America does nothing without a soundtrack. My driving-age son feels so naked without the wrap-around sound of Rock in the car that he once canceled a trip when the CD player was broken. Glen Miller and Benny Goodman were arguably as indispensable to Allied success in the '40s as Harry Truman and Winston Churchill-an insight into the human psyche not lost on "Tokyo Rose" and "Hanoi Hannah." ("We Gotta Get Out of This Place," an Eric Burden song, was regularly heard on Radio Hanoi during the Vietnam war-and banned on the U.S. Armed Forces Radio.) Life's just not all it's cracked up to be without the background music of distant violins or electric guitars (your designer mood of choice), ennobling human endeavor and exalting daily tedium to a heroic plane.

And then there's Jesus.

"Jesus left the temple and was walking away when His disciples came up to Him to call His attention to its buildings." But Jesus wasn't playin'. Sentimental mood forays into the glory of man weren't the way He lifted His droopy spirit. Nor was He inordinately impressed with "canyons of steel"-or their ancient precursors, limestone porticos, and Lebanon cedar paneling. "'Do you see all these things?' He asked. 'I tell you the truth, not one stone here will be left on another, every one will be thrown down'" (Matthew 24:1-2).

Had it ended there, we would call that the blues-and all the sadness in Billie Holliday couldn't do it justice: love running cold, clashing kingdoms, rumors of war, rumblings of earthquakes, the flight of pregnant women, and the grand finale of shaking stars and a blood-doused moon (Matthew 24:4-29). But there was more to the score. And when Jesus sang with His friends on the night before He died (Matthew 26:30), the night He called "Satan's hour," it's a safe bet that the song was not about escapism but about tapping into a deeper truth.

There is a sense in which all my sanctification, all these years, has been the process of God's prying my fingers from the wrong songs, those "we're all in this together against a remote God and doing the best we can" songs.

"Surely the idolatrous commotion on the hills and mountains is a deception" (Jeremiah 3:23). Let the time that is past suffice for the broken record of nostalgia and wallowing; they will be playing it still as Babylon crumbles around them (Revelation 18:9-19). "Autumn in New York" isn't what I ache for anyway, but just a pointer and echo. Say, do you hear it? Do you feel the vibes already? The creation freed of its groaning, and bursting with the song it was created to sing: "Then all the trees of the forest will sing" (Psalm 96:12); "Let the rivers clap their hands, let the mountains sing together for joy; let them sing before the Lord, for He comes to judge the earth" (Psalm 98:8-9). Was there ever a truer lyric?

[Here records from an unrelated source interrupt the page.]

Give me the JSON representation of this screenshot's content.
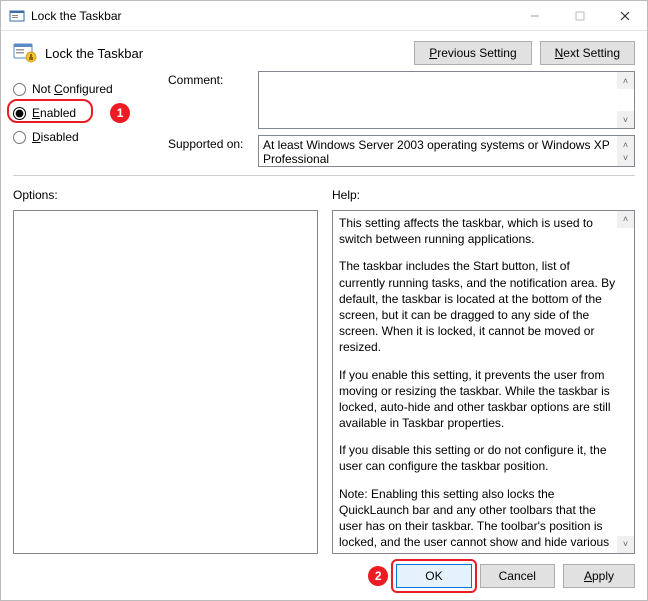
{
  "window": {
    "title": "Lock the Taskbar"
  },
  "header": {
    "policy_title": "Lock the Taskbar",
    "prev_setting": "Previous Setting",
    "next_setting": "Next Setting"
  },
  "radios": {
    "not_configured": "Not Configured",
    "enabled": "Enabled",
    "disabled": "Disabled",
    "selected": "enabled"
  },
  "fields": {
    "comment_label": "Comment:",
    "comment_value": "",
    "supported_label": "Supported on:",
    "supported_value": "At least Windows Server 2003 operating systems or Windows XP Professional"
  },
  "sections": {
    "options_label": "Options:",
    "help_label": "Help:"
  },
  "help": {
    "p1": "This setting affects the taskbar, which is used to switch between running applications.",
    "p2": "The taskbar includes the Start button, list of currently running tasks, and the notification area. By default, the taskbar is located at the bottom of the screen, but it can be dragged to any side of the screen. When it is locked, it cannot be moved or resized.",
    "p3": "If you enable this setting, it prevents the user from moving or resizing the taskbar. While the taskbar is locked, auto-hide and other taskbar options are still available in Taskbar properties.",
    "p4": "If you disable this setting or do not configure it, the user can configure the taskbar position.",
    "p5": "Note: Enabling this setting also locks the QuickLaunch bar and any other toolbars that the user has on their taskbar. The toolbar's position is locked, and the user cannot show and hide various toolbars using the taskbar context menu."
  },
  "footer": {
    "ok": "OK",
    "cancel": "Cancel",
    "apply": "Apply"
  },
  "annotations": {
    "step1": "1",
    "step2": "2"
  }
}
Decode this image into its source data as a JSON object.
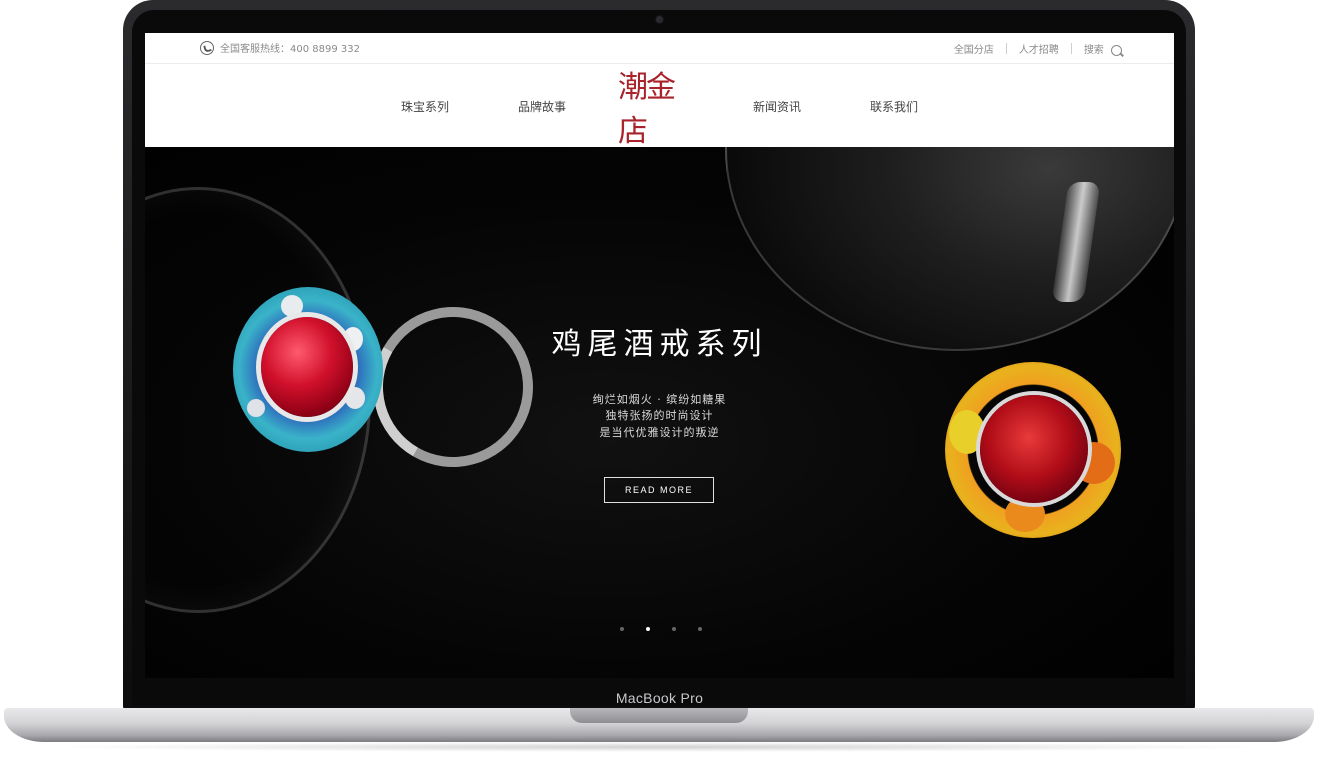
{
  "device": {
    "label": "MacBook Pro"
  },
  "topbar": {
    "hotline": "全国客服热线：400 8899 332",
    "links": [
      "全国分店",
      "人才招聘",
      "搜索"
    ]
  },
  "nav": {
    "left": [
      "珠宝系列",
      "品牌故事"
    ],
    "logo": "潮金店",
    "right": [
      "新闻资讯",
      "联系我们"
    ]
  },
  "hero": {
    "title": "鸡尾酒戒系列",
    "lines": [
      "绚烂如烟火 · 缤纷如糖果",
      "独特张扬的时尚设计",
      "是当代优雅设计的叛逆"
    ],
    "cta": "READ MORE",
    "slides": {
      "count": 4,
      "active_index": 1
    }
  },
  "colors": {
    "brand": "#a8232b",
    "hero_bg": "#000000"
  }
}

Or a music more worth listening for?

Andrée Seu
Andrée Seu

Andrée is the author of three books: Won't Let You Go Unless You Bless Me, Normal Kingdom Business, and We Shall Have Spring Again.


You must be a WORLD member to post comments.

    Keep Reading


    Life with Lyme

    For long-term Lyme patients, treatment is a matter of…